*Exercise requirements*.
Set down the records exactly, and omit any image found in them.

%%

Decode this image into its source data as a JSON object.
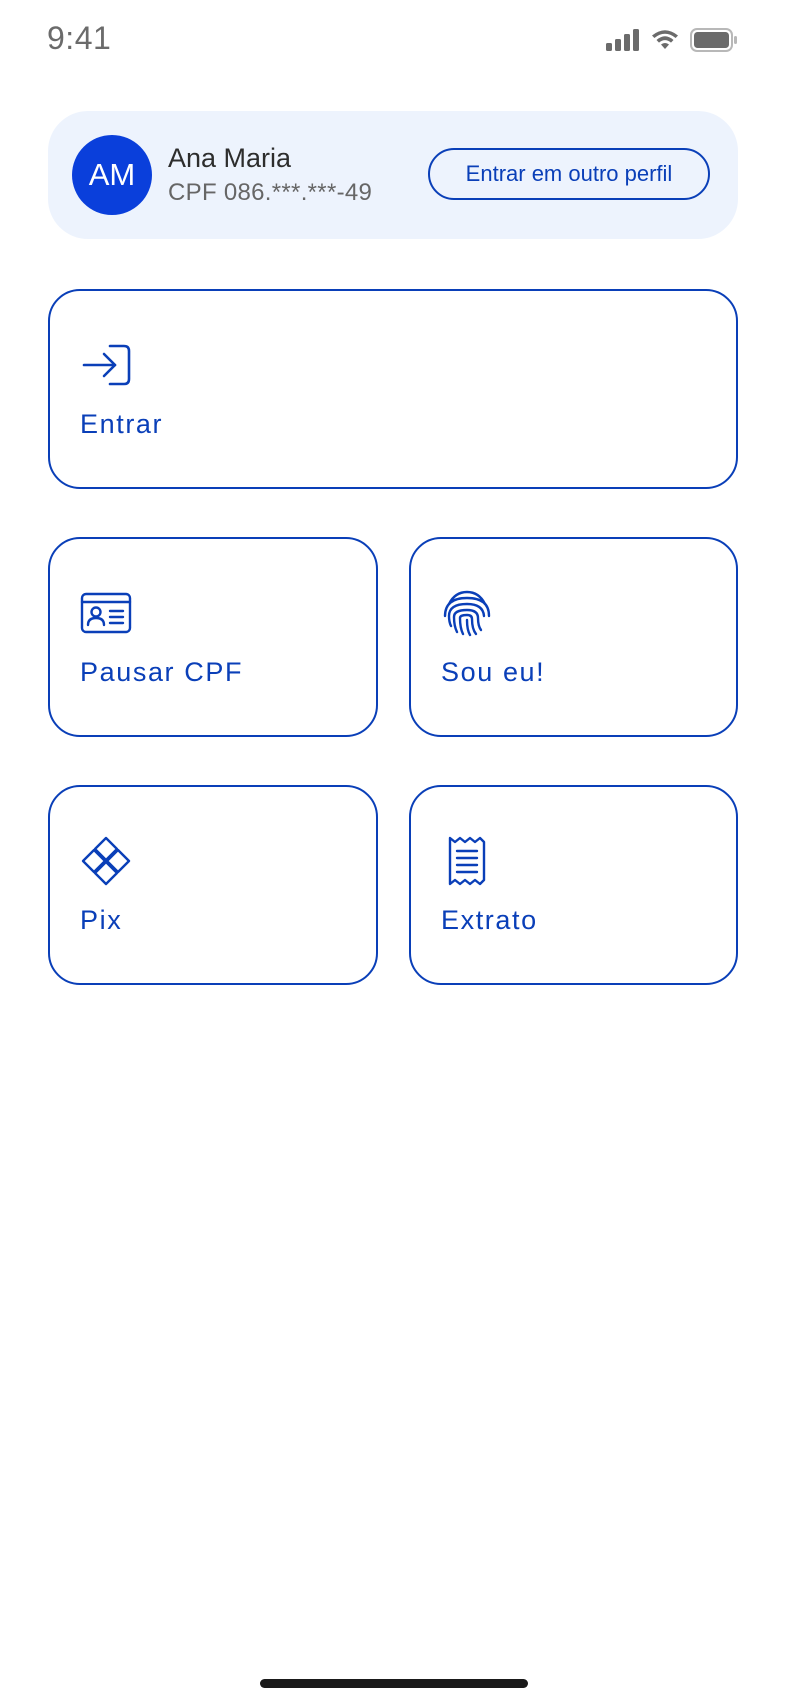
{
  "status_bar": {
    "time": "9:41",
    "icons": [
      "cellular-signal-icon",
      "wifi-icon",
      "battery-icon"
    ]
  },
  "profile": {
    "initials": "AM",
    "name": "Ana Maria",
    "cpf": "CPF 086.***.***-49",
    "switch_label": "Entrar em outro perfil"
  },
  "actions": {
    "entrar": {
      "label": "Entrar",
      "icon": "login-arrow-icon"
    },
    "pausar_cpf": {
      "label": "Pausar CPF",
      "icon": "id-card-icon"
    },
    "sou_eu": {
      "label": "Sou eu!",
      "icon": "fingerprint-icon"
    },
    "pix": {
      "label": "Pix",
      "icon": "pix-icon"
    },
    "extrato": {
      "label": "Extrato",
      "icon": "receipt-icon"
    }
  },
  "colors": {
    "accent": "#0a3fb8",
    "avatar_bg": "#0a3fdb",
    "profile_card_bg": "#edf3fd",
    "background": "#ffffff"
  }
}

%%

*Result below*.
Decode this image into its source data as a JSON object.
{
  "status_bar": {
    "time": "9:41",
    "icons": [
      "cellular-signal-icon",
      "wifi-icon",
      "battery-icon"
    ]
  },
  "profile": {
    "initials": "AM",
    "name": "Ana Maria",
    "cpf": "CPF 086.***.***-49",
    "switch_label": "Entrar em outro perfil"
  },
  "actions": {
    "entrar": {
      "label": "Entrar",
      "icon": "login-arrow-icon"
    },
    "pausar_cpf": {
      "label": "Pausar CPF",
      "icon": "id-card-icon"
    },
    "sou_eu": {
      "label": "Sou eu!",
      "icon": "fingerprint-icon"
    },
    "pix": {
      "label": "Pix",
      "icon": "pix-icon"
    },
    "extrato": {
      "label": "Extrato",
      "icon": "receipt-icon"
    }
  },
  "colors": {
    "accent": "#0a3fb8",
    "avatar_bg": "#0a3fdb",
    "profile_card_bg": "#edf3fd",
    "background": "#ffffff"
  }
}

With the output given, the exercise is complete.